## [INPUT FOR THIS TASK]
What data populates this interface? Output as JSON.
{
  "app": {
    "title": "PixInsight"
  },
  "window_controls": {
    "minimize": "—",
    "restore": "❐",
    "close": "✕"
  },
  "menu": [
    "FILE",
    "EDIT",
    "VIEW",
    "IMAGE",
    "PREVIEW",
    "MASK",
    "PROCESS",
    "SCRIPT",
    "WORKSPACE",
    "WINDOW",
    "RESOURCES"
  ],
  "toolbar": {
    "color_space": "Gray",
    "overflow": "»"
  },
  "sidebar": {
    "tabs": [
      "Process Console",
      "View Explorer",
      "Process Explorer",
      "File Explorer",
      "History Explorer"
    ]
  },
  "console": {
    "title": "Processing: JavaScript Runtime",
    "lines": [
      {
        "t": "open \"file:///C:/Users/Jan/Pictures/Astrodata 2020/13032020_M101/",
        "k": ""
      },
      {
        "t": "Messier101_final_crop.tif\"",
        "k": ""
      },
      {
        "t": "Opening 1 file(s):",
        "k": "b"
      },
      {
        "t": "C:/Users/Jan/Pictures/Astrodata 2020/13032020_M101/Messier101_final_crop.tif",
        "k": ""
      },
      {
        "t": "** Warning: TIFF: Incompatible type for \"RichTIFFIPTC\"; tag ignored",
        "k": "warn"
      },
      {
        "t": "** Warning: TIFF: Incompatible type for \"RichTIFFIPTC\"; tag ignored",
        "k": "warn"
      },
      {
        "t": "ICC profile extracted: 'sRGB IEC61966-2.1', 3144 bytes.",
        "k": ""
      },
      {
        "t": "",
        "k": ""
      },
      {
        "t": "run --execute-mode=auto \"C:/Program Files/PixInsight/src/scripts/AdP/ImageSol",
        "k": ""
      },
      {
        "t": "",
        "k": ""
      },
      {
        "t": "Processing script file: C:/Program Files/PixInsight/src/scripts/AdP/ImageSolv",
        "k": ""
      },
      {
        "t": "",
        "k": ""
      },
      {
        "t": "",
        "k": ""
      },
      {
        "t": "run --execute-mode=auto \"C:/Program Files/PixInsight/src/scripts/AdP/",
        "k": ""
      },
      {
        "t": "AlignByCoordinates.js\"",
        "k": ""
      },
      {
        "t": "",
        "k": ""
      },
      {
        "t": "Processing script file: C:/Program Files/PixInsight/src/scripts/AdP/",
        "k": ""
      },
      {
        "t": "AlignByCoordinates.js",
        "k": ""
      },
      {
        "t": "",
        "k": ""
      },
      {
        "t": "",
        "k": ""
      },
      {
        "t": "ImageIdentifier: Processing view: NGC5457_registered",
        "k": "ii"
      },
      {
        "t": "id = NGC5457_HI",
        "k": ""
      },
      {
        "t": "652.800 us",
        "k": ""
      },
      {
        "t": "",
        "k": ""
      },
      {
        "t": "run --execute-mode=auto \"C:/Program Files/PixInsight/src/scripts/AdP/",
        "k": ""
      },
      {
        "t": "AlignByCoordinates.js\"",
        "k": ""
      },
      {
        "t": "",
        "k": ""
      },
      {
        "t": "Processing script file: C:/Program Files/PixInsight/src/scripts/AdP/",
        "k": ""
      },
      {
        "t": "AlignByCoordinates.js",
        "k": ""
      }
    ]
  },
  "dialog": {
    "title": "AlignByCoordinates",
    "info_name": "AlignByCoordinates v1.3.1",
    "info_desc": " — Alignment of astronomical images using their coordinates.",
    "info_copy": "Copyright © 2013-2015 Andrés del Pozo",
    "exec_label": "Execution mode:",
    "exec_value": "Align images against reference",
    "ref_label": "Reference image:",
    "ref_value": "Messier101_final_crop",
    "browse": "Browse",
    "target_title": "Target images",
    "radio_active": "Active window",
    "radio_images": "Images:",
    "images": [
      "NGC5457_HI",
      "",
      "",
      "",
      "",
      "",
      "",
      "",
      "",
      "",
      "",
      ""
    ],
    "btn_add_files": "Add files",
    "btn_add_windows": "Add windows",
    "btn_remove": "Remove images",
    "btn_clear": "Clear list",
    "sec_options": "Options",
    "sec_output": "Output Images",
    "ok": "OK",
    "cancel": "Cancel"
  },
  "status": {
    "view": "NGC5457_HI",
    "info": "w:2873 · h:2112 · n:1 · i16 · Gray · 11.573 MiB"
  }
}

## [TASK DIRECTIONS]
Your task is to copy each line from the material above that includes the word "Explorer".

## [WRITTEN RESPONSE]
      "View Explorer",
      "Process Explorer",
      "File Explorer",
      "History Explorer"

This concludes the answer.